SOURCE INFORMATION

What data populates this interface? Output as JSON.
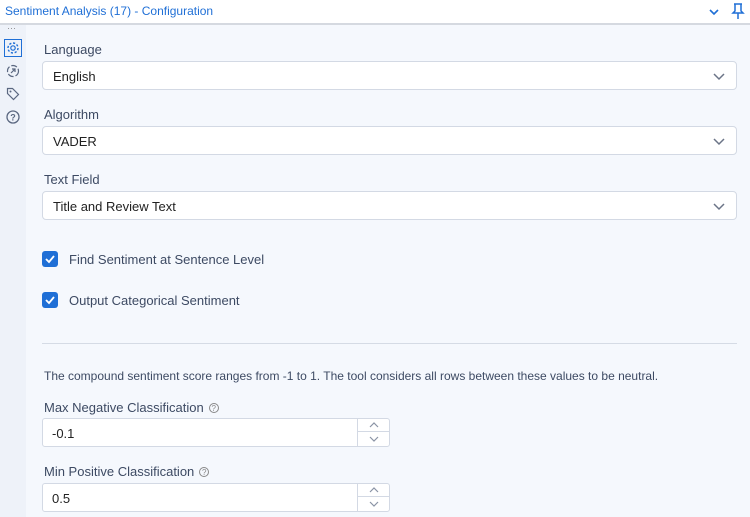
{
  "header": {
    "title": "Sentiment Analysis (17) - Configuration"
  },
  "language": {
    "label": "Language",
    "value": "English"
  },
  "algorithm": {
    "label": "Algorithm",
    "value": "VADER"
  },
  "text_field": {
    "label": "Text Field",
    "value": "Title and Review Text"
  },
  "checkboxes": [
    {
      "label": "Find Sentiment at Sentence Level",
      "checked": true
    },
    {
      "label": "Output Categorical Sentiment",
      "checked": true
    }
  ],
  "note": "The compound sentiment score ranges from -1 to 1. The tool considers all rows between these values to be neutral.",
  "max_negative": {
    "label": "Max Negative Classification",
    "value": "-0.1"
  },
  "min_positive": {
    "label": "Min Positive Classification",
    "value": "0.5"
  },
  "help_glyph": "?"
}
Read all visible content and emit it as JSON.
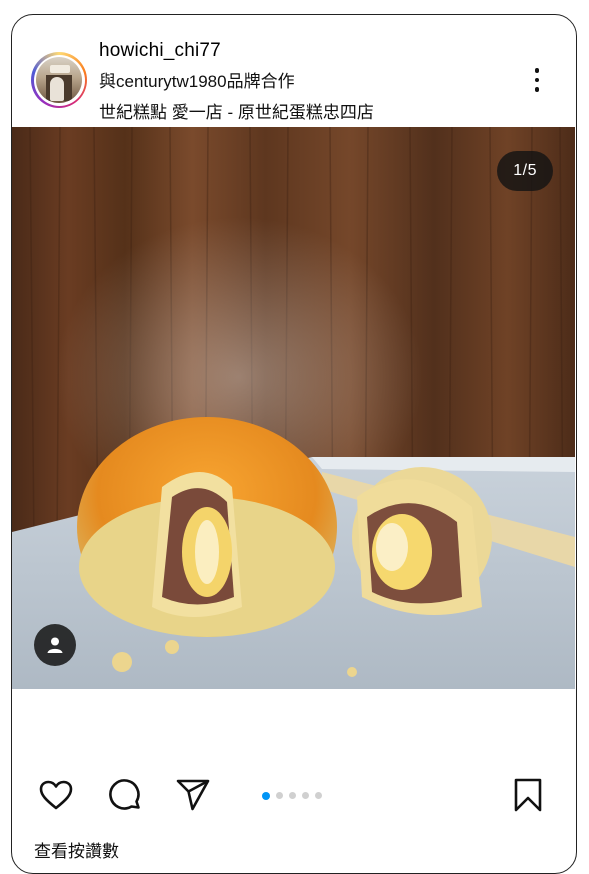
{
  "post": {
    "username": "howichi_chi77",
    "partnership": "與centurytw1980品牌合作",
    "location": "世紀糕點 愛一店 - 原世紀蛋糕忠四店",
    "media_counter": "1/5",
    "carousel": {
      "total": 5,
      "current": 1
    },
    "view_likes_label": "查看按讚數"
  },
  "icons": {
    "avatar": "profile-avatar",
    "more": "more-options-icon",
    "tag": "person-tag-icon",
    "like": "heart-icon",
    "comment": "comment-icon",
    "share": "send-icon",
    "save": "bookmark-icon"
  },
  "colors": {
    "accent": "#0095f6",
    "text": "#111111",
    "background": "#ffffff"
  }
}
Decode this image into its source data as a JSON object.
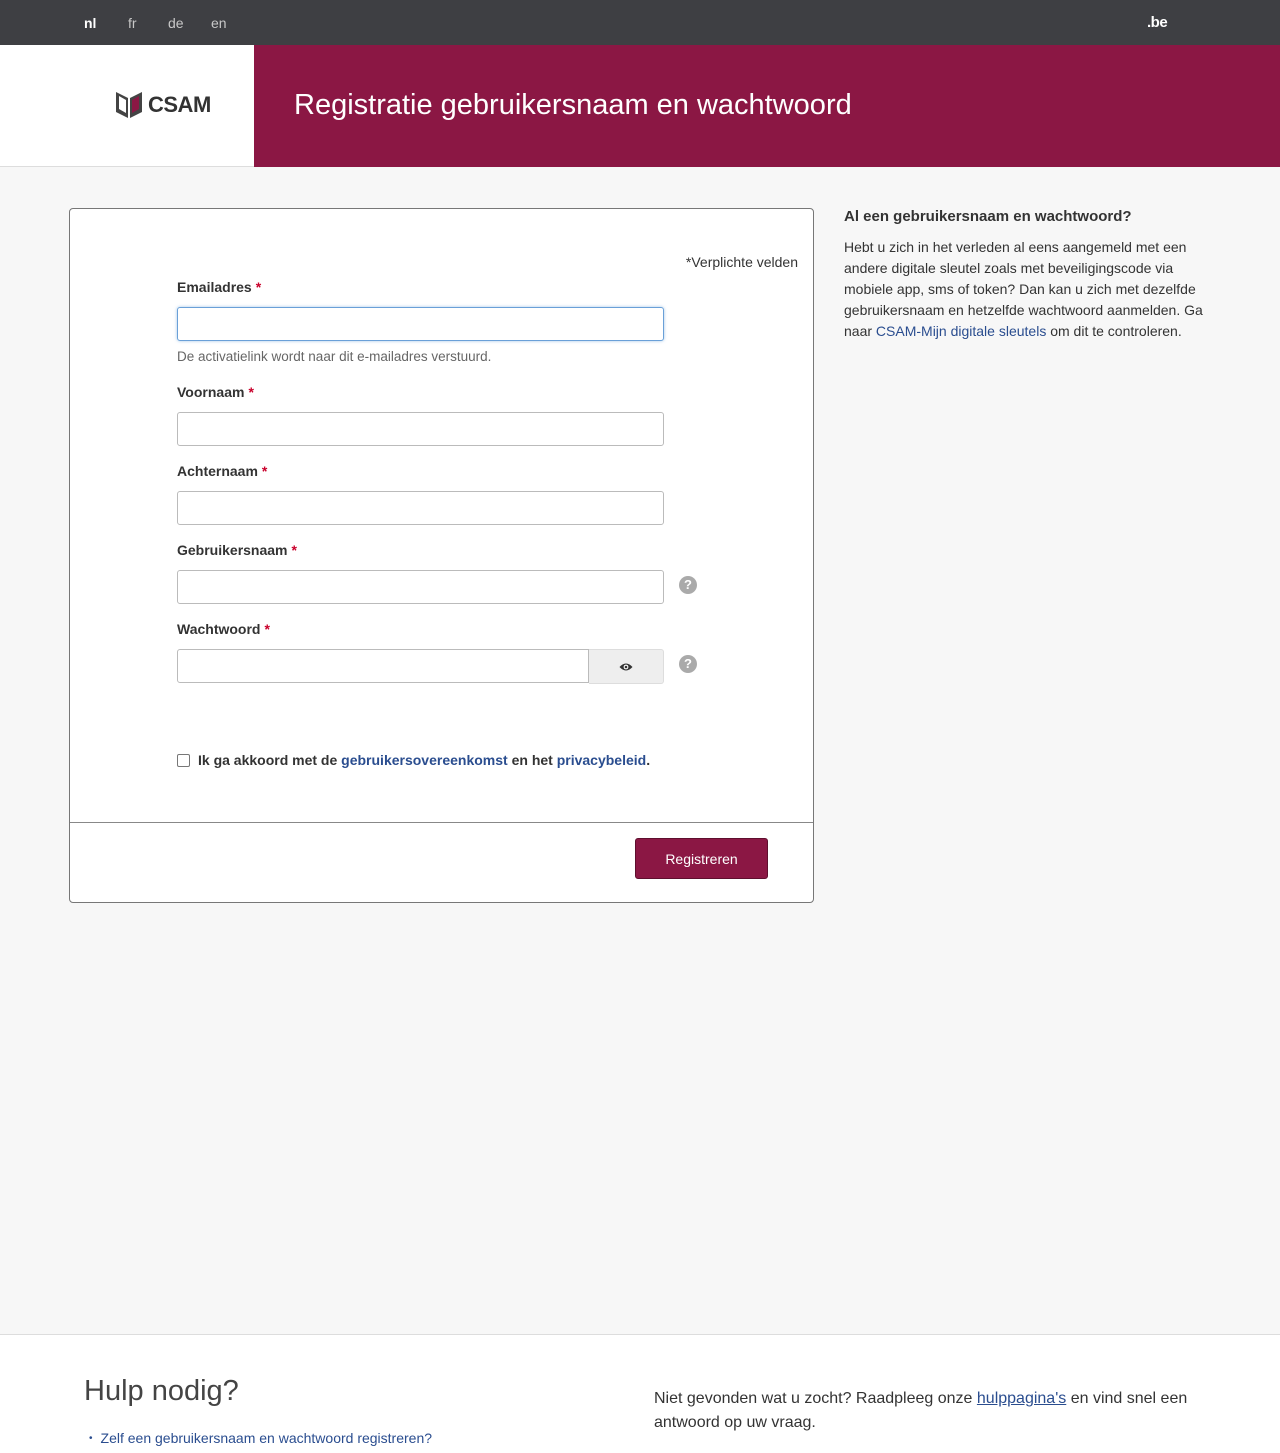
{
  "topbar": {
    "languages": [
      "nl",
      "fr",
      "de",
      "en"
    ],
    "active_language": "nl",
    "brand": ".be"
  },
  "header": {
    "logo_text": "CSAM",
    "title": "Registratie gebruikersnaam en wachtwoord"
  },
  "form": {
    "required_note": "*Verplichte velden",
    "required_marker": "*",
    "fields": {
      "email": {
        "label": "Emailadres",
        "value": "",
        "help": "De activatielink wordt naar dit e-mailadres verstuurd."
      },
      "firstname": {
        "label": "Voornaam",
        "value": ""
      },
      "lastname": {
        "label": "Achternaam",
        "value": ""
      },
      "username": {
        "label": "Gebruikersnaam",
        "value": ""
      },
      "password": {
        "label": "Wachtwoord",
        "value": ""
      }
    },
    "help_icon": "?",
    "agreement": {
      "prefix": "Ik ga akkoord met de",
      "link1": "gebruikersovereenkomst",
      "middle": "en het",
      "link2": "privacybeleid",
      "suffix": ".",
      "checked": false
    },
    "submit_label": "Registreren"
  },
  "aside": {
    "title": "Al een gebruikersnaam en wachtwoord?",
    "text_before": "Hebt u zich in het verleden al eens aangemeld met een andere digitale sleutel zoals met beveiligingscode via mobiele app, sms of token? Dan kan u zich met dezelfde gebruikersnaam en hetzelfde wachtwoord aanmelden. Ga naar",
    "link": "CSAM-Mijn digitale sleutels",
    "text_after": "om dit te controleren."
  },
  "footer": {
    "title": "Hulp nodig?",
    "bullet": "•",
    "help_link": "Zelf een gebruikersnaam en wachtwoord registreren?",
    "text_before": "Niet gevonden wat u zocht? Raadpleeg onze",
    "link": "hulppagina's",
    "text_after": "en vind snel een antwoord op uw vraag."
  },
  "colors": {
    "brand": "#8b1744",
    "topbar": "#3e3f43",
    "link": "#2a4d8f"
  }
}
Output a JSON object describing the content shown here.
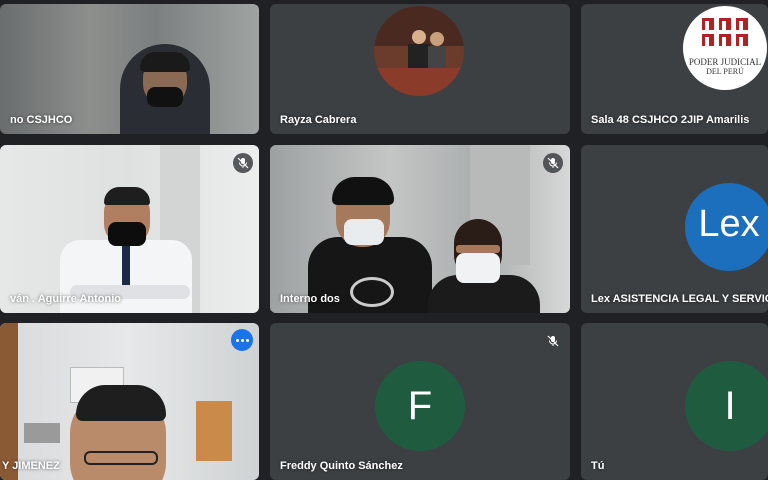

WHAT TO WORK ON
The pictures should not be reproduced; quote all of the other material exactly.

EXERCISE OUTPUT
What data populates this interface? Output as JSON.
{
  "header": {
    "title": "Sentiment Analysis (17) - Configuration"
  },
  "language": {
    "label": "Language",
    "value": "English"
  },
  "algorithm": {
    "label": "Algorithm",
    "value": "VADER"
  },
  "text_field": {
    "label": "Text Field",
    "value": "Title and Review Text"
  },
  "checkboxes": [
    {
      "label": "Find Sentiment at Sentence Level",
      "checked": true
    },
    {
      "label": "Output Categorical Sentiment",
      "checked": true
    }
  ],
  "note": "The compound sentiment score ranges from -1 to 1. The tool considers all rows between these values to be neutral.",
  "max_negative": {
    "label": "Max Negative Classification",
    "value": "-0.1"
  },
  "min_positive": {
    "label": "Min Positive Classification",
    "value": "0.5"
  },
  "help_glyph": "?"
}
Read all visible content and emit it as JSON.
{
  "post": {
    "username": "howichi_chi77",
    "partnership": "與centurytw1980品牌合作",
    "location": "世紀糕點 愛一店 - 原世紀蛋糕忠四店",
    "media_counter": "1/5",
    "carousel": {
      "total": 5,
      "current": 1
    },
    "view_likes_label": "查看按讚數"
  },
  "icons": {
    "avatar": "profile-avatar",
    "more": "more-options-icon",
    "tag": "person-tag-icon",
    "like": "heart-icon",
    "comment": "comment-icon",
    "share": "send-icon",
    "save": "bookmark-icon"
  },
  "colors": {
    "accent": "#0095f6",
    "text": "#111111",
    "background": "#ffffff"
  }
}
Decode this image into its source data as a JSON object.
{
  "topbar": {
    "languages": [
      "nl",
      "fr",
      "de",
      "en"
    ],
    "active_language": "nl",
    "brand": ".be"
  },
  "header": {
    "logo_text": "CSAM",
    "title": "Registratie gebruikersnaam en wachtwoord"
  },
  "form": {
    "required_note": "*Verplichte velden",
    "required_marker": "*",
    "fields": {
      "email": {
        "label": "Emailadres",
        "value": "",
        "help": "De activatielink wordt naar dit e-mailadres verstuurd."
      },
      "firstname": {
        "label": "Voornaam",
        "value": ""
      },
      "lastname": {
        "label": "Achternaam",
        "value": ""
      },
      "username": {
        "label": "Gebruikersnaam",
        "value": ""
      },
      "password": {
        "label": "Wachtwoord",
        "value": ""
      }
    },
    "help_icon": "?",
    "agreement": {
      "prefix": "Ik ga akkoord met de",
      "link1": "gebruikersovereenkomst",
      "middle": "en het",
      "link2": "privacybeleid",
      "suffix": ".",
      "checked": false
    },
    "submit_label": "Registreren"
  },
  "aside": {
    "title": "Al een gebruikersnaam en wachtwoord?",
    "text_before": "Hebt u zich in het verleden al eens aangemeld met een andere digitale sleutel zoals met beveiligingscode via mobiele app, sms of token? Dan kan u zich met dezelfde gebruikersnaam en hetzelfde wachtwoord aanmelden. Ga naar",
    "link": "CSAM-Mijn digitale sleutels",
    "text_after": "om dit te controleren."
  },
  "footer": {
    "title": "Hulp nodig?",
    "bullet": "•",
    "help_link": "Zelf een gebruikersnaam en wachtwoord registreren?",
    "text_before": "Niet gevonden wat u zocht? Raadpleeg onze",
    "link": "hulppagina's",
    "text_after": "en vind snel een antwoord op uw vraag."
  },
  "colors": {
    "brand": "#8b1744",
    "topbar": "#3e3f43",
    "link": "#2a4d8f"
  }
}
Output a JSON object describing the content shown here.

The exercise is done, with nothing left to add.